__Task objective__
Respond with the count alone after checking every line in the material below for "Tracker".

__Task inputs__

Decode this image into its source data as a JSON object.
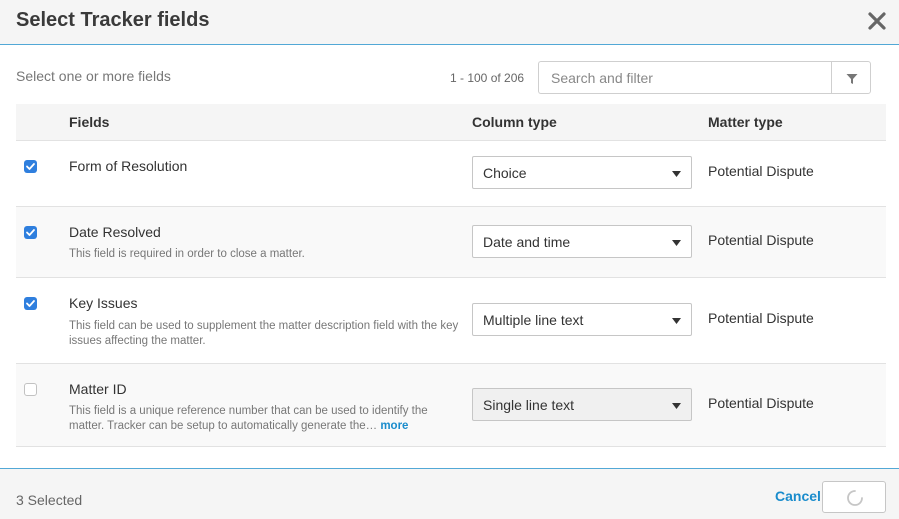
{
  "dialog": {
    "title": "Select Tracker fields"
  },
  "toolbar": {
    "hint": "Select one or more fields",
    "range": "1 - 100 of 206",
    "search_placeholder": "Search and filter"
  },
  "table": {
    "headers": {
      "fields": "Fields",
      "column_type": "Column type",
      "matter_type": "Matter type"
    },
    "rows": [
      {
        "checked": true,
        "name": "Form of Resolution",
        "description": "",
        "column_type": "Choice",
        "matter_type": "Potential Dispute"
      },
      {
        "checked": true,
        "name": "Date Resolved",
        "description": "This field is required in order to close a matter.",
        "column_type": "Date and time",
        "matter_type": "Potential Dispute"
      },
      {
        "checked": true,
        "name": "Key Issues",
        "description": "This field can be used to supplement the matter description field with the key issues affecting the matter.",
        "column_type": "Multiple line text",
        "matter_type": "Potential Dispute"
      },
      {
        "checked": false,
        "name": "Matter ID",
        "description": "This field is a unique reference number that can be used to identify the matter. Tracker can be setup to automatically generate the…",
        "more_label": "more",
        "column_type": "Single line text",
        "matter_type": "Potential Dispute"
      }
    ]
  },
  "footer": {
    "selected": "3 Selected",
    "cancel_label": "Cancel"
  },
  "colors": {
    "accent": "#52a8d6",
    "link": "#1a8ccc",
    "checkbox": "#2f7fde"
  },
  "icons": {
    "close": "close-icon",
    "filter": "filter-icon",
    "dropdown": "chevron-down-icon",
    "loading": "spinner-icon"
  }
}
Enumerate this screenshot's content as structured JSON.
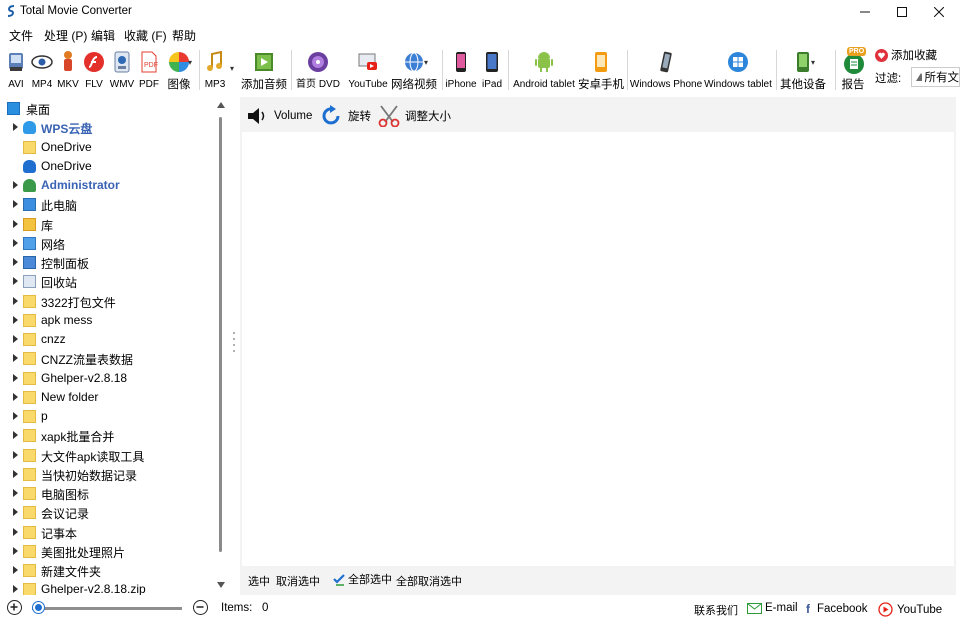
{
  "window": {
    "title": "Total Movie Converter"
  },
  "menu": [
    "文件",
    "处理 (P)",
    "编辑",
    "收藏 (F)",
    "帮助"
  ],
  "toolbar": {
    "formats": [
      {
        "label": "AVI",
        "icon": "avi-icon"
      },
      {
        "label": "MP4",
        "icon": "mp4-icon"
      },
      {
        "label": "MKV",
        "icon": "mkv-icon"
      },
      {
        "label": "FLV",
        "icon": "flv-icon"
      },
      {
        "label": "WMV",
        "icon": "wmv-icon"
      },
      {
        "label": "PDF",
        "icon": "pdf-icon"
      },
      {
        "label": "图像",
        "icon": "image-icon"
      }
    ],
    "mp3": "MP3",
    "add_audio": "添加音频",
    "dvd": "首页 DVD",
    "youtube": "YouTube",
    "web_video": "网络视频",
    "iphone": "iPhone",
    "ipad": "iPad",
    "android_tablet": "Android tablet",
    "android_phone": "安卓手机",
    "windows_phone": "Windows Phone",
    "windows_tablet": "Windows tablet",
    "other_devices": "其他设备",
    "report": "报告",
    "pro_badge": "PRO",
    "add_favorite": "添加收藏",
    "filter_label": "过滤:",
    "filter_value": "所有文"
  },
  "tree": [
    {
      "label": "桌面",
      "icon": "desktop-icon",
      "level": 0,
      "bold": false,
      "arrow": false
    },
    {
      "label": "WPS云盘",
      "icon": "cloud-icon",
      "level": 1,
      "bold": true,
      "arrow": true
    },
    {
      "label": "OneDrive",
      "icon": "folder-icon",
      "level": 1,
      "bold": false,
      "arrow": false
    },
    {
      "label": "OneDrive",
      "icon": "onedrive-icon",
      "level": 1,
      "bold": false,
      "arrow": false
    },
    {
      "label": "Administrator",
      "icon": "user-icon",
      "level": 1,
      "bold": true,
      "arrow": true
    },
    {
      "label": "此电脑",
      "icon": "computer-icon",
      "level": 1,
      "bold": false,
      "arrow": true
    },
    {
      "label": "库",
      "icon": "library-icon",
      "level": 1,
      "bold": false,
      "arrow": true
    },
    {
      "label": "网络",
      "icon": "network-icon",
      "level": 1,
      "bold": false,
      "arrow": true
    },
    {
      "label": "控制面板",
      "icon": "control-panel-icon",
      "level": 1,
      "bold": false,
      "arrow": true
    },
    {
      "label": "回收站",
      "icon": "recycle-bin-icon",
      "level": 1,
      "bold": false,
      "arrow": true
    },
    {
      "label": "3322打包文件",
      "icon": "folder-icon",
      "level": 1,
      "bold": false,
      "arrow": true
    },
    {
      "label": "apk mess",
      "icon": "folder-icon",
      "level": 1,
      "bold": false,
      "arrow": true
    },
    {
      "label": "cnzz",
      "icon": "folder-icon",
      "level": 1,
      "bold": false,
      "arrow": true
    },
    {
      "label": "CNZZ流量表数据",
      "icon": "folder-icon",
      "level": 1,
      "bold": false,
      "arrow": true
    },
    {
      "label": "Ghelper-v2.8.18",
      "icon": "folder-icon",
      "level": 1,
      "bold": false,
      "arrow": true
    },
    {
      "label": "New folder",
      "icon": "folder-icon",
      "level": 1,
      "bold": false,
      "arrow": true
    },
    {
      "label": "p",
      "icon": "folder-icon",
      "level": 1,
      "bold": false,
      "arrow": true
    },
    {
      "label": "xapk批量合并",
      "icon": "folder-icon",
      "level": 1,
      "bold": false,
      "arrow": true
    },
    {
      "label": "大文件apk读取工具",
      "icon": "folder-icon",
      "level": 1,
      "bold": false,
      "arrow": true
    },
    {
      "label": "当快初始数据记录",
      "icon": "folder-icon",
      "level": 1,
      "bold": false,
      "arrow": true
    },
    {
      "label": "电脑图标",
      "icon": "folder-icon",
      "level": 1,
      "bold": false,
      "arrow": true
    },
    {
      "label": "会议记录",
      "icon": "folder-icon",
      "level": 1,
      "bold": false,
      "arrow": true
    },
    {
      "label": "记事本",
      "icon": "folder-icon",
      "level": 1,
      "bold": false,
      "arrow": true
    },
    {
      "label": "美图批处理照片",
      "icon": "folder-icon",
      "level": 1,
      "bold": false,
      "arrow": true
    },
    {
      "label": "新建文件夹",
      "icon": "folder-icon",
      "level": 1,
      "bold": false,
      "arrow": true
    },
    {
      "label": "Ghelper-v2.8.18.zip",
      "icon": "folder-icon",
      "level": 1,
      "bold": false,
      "arrow": true
    }
  ],
  "edit_tools": {
    "volume": "Volume",
    "rotate": "旋转",
    "resize": "调整大小"
  },
  "selection": {
    "select": "选中",
    "deselect": "取消选中",
    "select_all": "全部选中",
    "deselect_all": "全部取消选中"
  },
  "status": {
    "items_label": "Items:",
    "items_count": "0",
    "contact": "联系我们",
    "email": "E-mail",
    "facebook": "Facebook",
    "youtube": "YouTube"
  }
}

__Solution to the problem__
2